Thus is the spirit of the entire movie. Scholars can debate all they wish about the minute details of the film, but the average viewer is presented with an ambitious attempt to characterize the enigmatic Queen Elizabeth. The events during these few months at times fly by faster than the viewer (or Elizabeth, evidently) can digest, as the film struggles to explain Elizabeth's decision to become the Virgin Queen. I do not know whether Sir Robert really existed, but the character successfully humanizes the queen. This is one of the film's attempts to deal with the problem. Still, the events pass by in whirlwind and the viewer is left to fill in the details of Elizabeth's sometimes inexplicable changes of heart, and to imagine for themselves the consequences of the complicated interplay between religion and politics that the film could not possibly explain in two hours. It is a film primarily focused on feeling, despite telling a historic tale. It paints a poignant and fascinating, if not entirely accurate, portrait of Elizabeth and her closest subjects. It attempts to explain, if not entirely to satisfaction, the stormy circumstances surrounding the first few months of her reign. I only regret that there was not enough time in the film for them to explain much of Elizabeth's motives or thoughts. What remains are her actions and the results of the changes she goes through, though ambivalence is concealed. The film is flawed in this respect because it sometimes reaches to be overly bold, expansive, and dazzling in display. All the more fitting for the extravagance of the Elizabethan era, perhaps. But the film remains most eloquent and convincing during its quiet, poetic moments. Whereas during grander scenes or scenes of historical significance, the film can become slightly pretentious and overwrought with tragic choral music, it is the smaller moments between characters that are cherished. Between Elizabeth and Robert, or between Elizabeth and her maids. During these moments emotion practically oozes off the screen. They paint a more vivid picture of Elizabeth's existence than any scenes of active action ever could. The film owes these achievements to the masterful performance of Cate Blanchett, much more deserving of a statuette than Gwyneth Paltrow was, and Joseph Fiennes as Sir Robert, and the excruciating detail with which artists have recreated the look and feel of the beginnings of the Elizabethan era.

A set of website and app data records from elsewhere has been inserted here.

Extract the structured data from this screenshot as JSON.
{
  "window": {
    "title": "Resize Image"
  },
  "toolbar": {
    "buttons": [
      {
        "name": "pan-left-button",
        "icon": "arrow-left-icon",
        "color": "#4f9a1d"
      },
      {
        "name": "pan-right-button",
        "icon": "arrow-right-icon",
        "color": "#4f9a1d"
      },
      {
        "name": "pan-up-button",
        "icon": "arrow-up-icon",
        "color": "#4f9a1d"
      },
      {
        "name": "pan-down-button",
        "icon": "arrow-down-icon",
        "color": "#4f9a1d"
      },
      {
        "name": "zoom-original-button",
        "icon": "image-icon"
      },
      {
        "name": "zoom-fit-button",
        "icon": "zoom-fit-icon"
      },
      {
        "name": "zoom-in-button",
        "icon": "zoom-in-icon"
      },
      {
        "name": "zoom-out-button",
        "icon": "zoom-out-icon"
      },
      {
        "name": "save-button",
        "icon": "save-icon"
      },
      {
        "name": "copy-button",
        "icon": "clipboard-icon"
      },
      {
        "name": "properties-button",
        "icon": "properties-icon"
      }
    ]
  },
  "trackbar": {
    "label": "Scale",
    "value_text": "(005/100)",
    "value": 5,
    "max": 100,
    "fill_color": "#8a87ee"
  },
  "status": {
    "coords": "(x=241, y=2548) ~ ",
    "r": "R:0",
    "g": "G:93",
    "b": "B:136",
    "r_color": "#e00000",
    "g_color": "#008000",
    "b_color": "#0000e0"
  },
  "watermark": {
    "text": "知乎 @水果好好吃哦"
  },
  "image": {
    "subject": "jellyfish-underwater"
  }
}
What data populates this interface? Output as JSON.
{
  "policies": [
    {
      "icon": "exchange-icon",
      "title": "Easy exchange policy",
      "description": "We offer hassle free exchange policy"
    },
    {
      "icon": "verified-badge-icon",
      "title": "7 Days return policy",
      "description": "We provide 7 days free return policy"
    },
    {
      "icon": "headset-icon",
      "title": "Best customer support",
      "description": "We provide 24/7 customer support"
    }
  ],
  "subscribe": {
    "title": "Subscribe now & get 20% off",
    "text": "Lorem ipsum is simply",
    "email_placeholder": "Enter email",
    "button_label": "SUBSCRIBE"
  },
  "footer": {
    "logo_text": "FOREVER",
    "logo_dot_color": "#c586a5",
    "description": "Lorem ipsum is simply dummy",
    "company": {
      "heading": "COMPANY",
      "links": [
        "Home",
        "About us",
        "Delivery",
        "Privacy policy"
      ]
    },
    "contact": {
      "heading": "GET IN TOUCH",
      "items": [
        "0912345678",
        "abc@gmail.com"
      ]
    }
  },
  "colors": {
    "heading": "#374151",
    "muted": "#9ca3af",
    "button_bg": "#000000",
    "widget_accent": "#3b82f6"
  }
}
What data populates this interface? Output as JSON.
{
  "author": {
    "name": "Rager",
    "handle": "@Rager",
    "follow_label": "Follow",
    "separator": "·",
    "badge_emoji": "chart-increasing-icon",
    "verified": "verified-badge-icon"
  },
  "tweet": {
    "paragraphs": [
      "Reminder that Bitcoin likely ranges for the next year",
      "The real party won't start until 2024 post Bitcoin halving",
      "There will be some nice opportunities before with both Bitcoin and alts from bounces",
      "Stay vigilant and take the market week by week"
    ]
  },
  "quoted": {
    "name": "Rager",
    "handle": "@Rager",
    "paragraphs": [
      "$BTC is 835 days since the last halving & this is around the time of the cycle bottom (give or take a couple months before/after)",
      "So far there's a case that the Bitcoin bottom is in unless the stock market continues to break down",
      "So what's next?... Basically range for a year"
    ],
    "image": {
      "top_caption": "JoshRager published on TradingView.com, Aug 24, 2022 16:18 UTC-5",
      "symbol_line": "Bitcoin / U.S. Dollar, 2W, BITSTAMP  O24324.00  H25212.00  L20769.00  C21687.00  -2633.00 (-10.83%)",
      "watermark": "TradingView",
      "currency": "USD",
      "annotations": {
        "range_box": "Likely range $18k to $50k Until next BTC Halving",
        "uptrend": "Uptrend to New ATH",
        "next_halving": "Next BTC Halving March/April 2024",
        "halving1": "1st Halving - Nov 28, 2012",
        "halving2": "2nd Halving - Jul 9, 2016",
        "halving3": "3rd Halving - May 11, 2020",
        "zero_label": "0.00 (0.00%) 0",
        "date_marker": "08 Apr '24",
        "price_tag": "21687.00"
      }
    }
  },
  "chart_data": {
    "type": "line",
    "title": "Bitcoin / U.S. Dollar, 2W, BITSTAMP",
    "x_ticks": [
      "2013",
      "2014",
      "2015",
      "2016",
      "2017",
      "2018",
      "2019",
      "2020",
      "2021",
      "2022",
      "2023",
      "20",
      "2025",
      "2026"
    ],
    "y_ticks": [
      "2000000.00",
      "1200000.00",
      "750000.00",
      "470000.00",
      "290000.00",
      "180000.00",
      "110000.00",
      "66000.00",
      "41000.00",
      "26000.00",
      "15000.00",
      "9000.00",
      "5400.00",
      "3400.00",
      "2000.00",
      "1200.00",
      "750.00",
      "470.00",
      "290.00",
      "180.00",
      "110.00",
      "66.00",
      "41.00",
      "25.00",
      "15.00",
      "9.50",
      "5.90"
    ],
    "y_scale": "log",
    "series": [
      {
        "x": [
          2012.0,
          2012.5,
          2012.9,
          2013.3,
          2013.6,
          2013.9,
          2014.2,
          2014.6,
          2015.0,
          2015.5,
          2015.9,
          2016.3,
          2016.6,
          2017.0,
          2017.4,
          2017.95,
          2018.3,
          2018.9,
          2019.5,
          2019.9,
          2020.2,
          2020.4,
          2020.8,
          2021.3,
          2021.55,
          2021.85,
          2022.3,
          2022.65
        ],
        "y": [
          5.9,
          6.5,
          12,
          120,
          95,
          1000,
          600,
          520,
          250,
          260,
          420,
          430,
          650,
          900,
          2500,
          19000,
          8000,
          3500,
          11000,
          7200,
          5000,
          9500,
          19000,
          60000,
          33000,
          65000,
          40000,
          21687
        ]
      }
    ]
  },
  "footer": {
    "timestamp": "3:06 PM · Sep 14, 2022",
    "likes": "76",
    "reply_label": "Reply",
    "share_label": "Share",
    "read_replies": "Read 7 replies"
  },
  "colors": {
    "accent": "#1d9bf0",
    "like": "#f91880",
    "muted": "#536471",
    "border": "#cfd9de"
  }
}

This, all part of the film's uncanny ability to quietly bring out what was most momentous about the era. The large, vacant spaces of the palace with its overwhelming architecture of religion and history, towering over the minuscule-looking Elizabeth. The ubiquitous presence of religion. The alternating predominant moods of red or black, festivity or morbidity. Courtship coupled with treachery; marriage coupled with death. In this sense "Elizabeth" is masterful in its recreation of atmosphere, of an era that was very much alive but very much fearful. Elizabeth, and "Elizabeth," reconciled these elements. During significant moments of Elizabeth's life, we become enveloped in glorious white, a fusion and mutual-annihilation of red and black. Destruction of past, present, church, state, romance, feeling; recombination into the Virgin Queen facade that was Elizabeth. England, here comes your queen.

Grade: B+ (First viewing, 6/23/00)